# QA – Chapter 1 : Mathematical Techniques

**1. Mathematical Techniques**

**Functions**

Functions are a fundamental concept in mathematics that play a crucial role in various business problems. They represent a relationship between two variables, where one variable (the dependent variable) is determined by the other variable (the independent variable). Functions can be classified into several types based on their properties and behavior.

**1.1 Linear Functions**

Linear functions have a constant rate of change, meaning that the change in the dependent variable is directly proportional to the change in the independent variable. They are represented by the formula y = mx + b, where m is the slope, and b is the y-intercept. Linear functions are commonly used in business problems involving simple cost-profit analysis, break-even analysis, and linear programming.

**1.2 Quadratic Functions**

Quadratic functions have a parabolic shape and are defined by the formula y = ax^2 + bx + c, where a, b, and c are constants. These functions have a unique maximum or minimum point called the vertex, which occurs when x = -b/(2a). Quadratic functions are used in business problems related to revenue, total cost, and inventory management.

**1.3 Cubic Functions**

Cubic functions have a more complex shape than linear or quadratic functions and are defined by the formula y = ax^3 + bx^2 + cx + d. These functions have up to three turning points, which can be found using the method of completing the square. Cubic functions are used in business problems involving advanced cost analysis, production planning, and project management.

**1.4 Exponential Functions**

Exponential functions grow or decay at a constant percentage rate and are represented by the formula y = ab^x, where a and b are constants. They are commonly used in business problems related to population growth, compound interest, and inventory valuation.

**1.5 Logarithmic Functions**

Logarithmic functions have an inverse relationship between the independent and dependent variables, and they are defined by the formula y = log_b(x), where b is the base of the logarithm. Logarithmic functions are used in business problems involving elasticity of demand, discounted cash flow analysis, and depreciation.

**2. Mathematical Techniques: Equations and Graphs**

Equations and graphs are essential tools for solving business problems using mathematical techniques. They help visualize the relationship between variables, identify critical points, and find solutions.

**2.1 Linear Equations**

Linear equations are equations in which the dependent variable is a linear function of the independent variable. They can be solved using algebraic techniques, such as substitution and elimination methods, or graphically by plotting points and drawing a line that represents the equation.

**2.2 Quadratic Equations**

Quadratic equations are equations in which the dependent variable is a quadratic function of the independent variable. They can be solved using algebraic techniques, such as factoring, completing the square, or the quadratic formula.

**2.3 Systems of Linear Equations**

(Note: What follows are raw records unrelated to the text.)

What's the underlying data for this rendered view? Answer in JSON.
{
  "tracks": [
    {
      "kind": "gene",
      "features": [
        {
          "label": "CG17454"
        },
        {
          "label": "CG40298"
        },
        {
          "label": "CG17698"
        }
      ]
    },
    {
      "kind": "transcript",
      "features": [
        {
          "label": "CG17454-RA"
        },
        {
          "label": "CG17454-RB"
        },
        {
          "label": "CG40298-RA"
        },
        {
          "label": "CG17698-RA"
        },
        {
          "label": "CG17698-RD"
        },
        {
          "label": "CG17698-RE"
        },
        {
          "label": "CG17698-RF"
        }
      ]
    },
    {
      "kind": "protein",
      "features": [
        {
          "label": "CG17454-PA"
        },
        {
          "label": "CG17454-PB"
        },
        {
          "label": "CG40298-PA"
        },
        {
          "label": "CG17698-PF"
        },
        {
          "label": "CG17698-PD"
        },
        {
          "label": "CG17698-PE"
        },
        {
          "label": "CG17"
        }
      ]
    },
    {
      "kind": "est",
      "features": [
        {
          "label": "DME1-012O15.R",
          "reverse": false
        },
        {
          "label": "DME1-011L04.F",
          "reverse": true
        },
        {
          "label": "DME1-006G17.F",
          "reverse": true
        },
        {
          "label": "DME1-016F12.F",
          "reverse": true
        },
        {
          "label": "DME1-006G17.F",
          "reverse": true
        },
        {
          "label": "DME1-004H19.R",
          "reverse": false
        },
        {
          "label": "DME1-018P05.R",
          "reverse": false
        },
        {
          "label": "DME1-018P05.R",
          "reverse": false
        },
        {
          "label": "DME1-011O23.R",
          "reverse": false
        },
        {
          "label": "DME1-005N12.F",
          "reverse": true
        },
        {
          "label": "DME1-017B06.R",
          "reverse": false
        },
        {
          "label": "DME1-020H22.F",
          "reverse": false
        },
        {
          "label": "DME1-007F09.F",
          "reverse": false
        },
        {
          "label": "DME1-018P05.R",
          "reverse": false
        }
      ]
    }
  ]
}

Systems of linear equations consist of two or more linear equations with two or more variables. They can be solved using algebraic techniques, such as substitution, elimination, and matrix methods, or graphically by plotting points and drawing lines that represent the equations.

**2.4 Systems of Non-Linear Equations**

Systems of non-linear equations consist of two or more non-linear equations with two or more variables. They can be solved using algebraic techniques, such as substitution and elimination methods, or numerically using iterative methods like the Newton-Raphson method.

**3. Matrix Algebra**

Matrix algebra is a powerful technique for solving complex problems in business and other fields. Matrices are rectangular arrays of numbers, and matrix operations include addition, subtraction, multiplication, transposition, and inversion.

**3.1 Matrix Operations**

Matrix operations involve performing arithmetic operations on matrices. Addition and subtraction involve adding or subtracting corresponding elements, while multiplication involves performing a series of elementary row and column operations. Transposition involves interchanging the rows and columns of a matrix. Inversion involves finding the inverse of a matrix, which is the matrix that, when multiplied by the original matrix, yields the identity matrix.

**3.2 Applications of Matrix Algebra**

Matrix algebra has various applications in business, including statistical modeling, Markov analysis, input-output analysis, and general problem-solving. Statistical modeling uses matrices to represent and analyze data, while Markov analysis helps in understanding the transition probabilities between states in a stochastic process. Input-output analysis is used to study the interdependence between different sectors of an economy, and matrix algebra can be applied to solve linear programming problems and other optimization problems.

In conclusion, the CPA Quantitative Analysis unit 1 Mathematical techniques subtopics, including functions, equations and graphs, and matrix algebra, are essential tools for solving business problems. They provide a solid foundation for understanding and analyzing complex situations in the business world.